● **Your objective**
Which lines of the records below contain the string "value"? Report each of them.

Excerpted records: Begin

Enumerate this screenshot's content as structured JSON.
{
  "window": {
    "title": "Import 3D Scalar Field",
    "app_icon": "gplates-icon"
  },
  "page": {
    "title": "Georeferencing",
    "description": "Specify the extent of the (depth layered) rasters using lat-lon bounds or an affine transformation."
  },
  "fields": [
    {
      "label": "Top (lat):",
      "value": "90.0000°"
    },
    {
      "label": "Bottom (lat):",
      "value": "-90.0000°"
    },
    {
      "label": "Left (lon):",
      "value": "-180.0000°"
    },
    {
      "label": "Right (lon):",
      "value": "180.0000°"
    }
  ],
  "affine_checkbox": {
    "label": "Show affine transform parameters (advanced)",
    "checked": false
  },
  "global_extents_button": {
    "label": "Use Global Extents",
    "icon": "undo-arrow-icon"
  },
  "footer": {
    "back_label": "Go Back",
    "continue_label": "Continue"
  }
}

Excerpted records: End

● **Result for this exercise**
      "value": "90.0000°"
      "value": "-90.0000°"
      "value": "-180.0000°"
      "value": "180.0000°"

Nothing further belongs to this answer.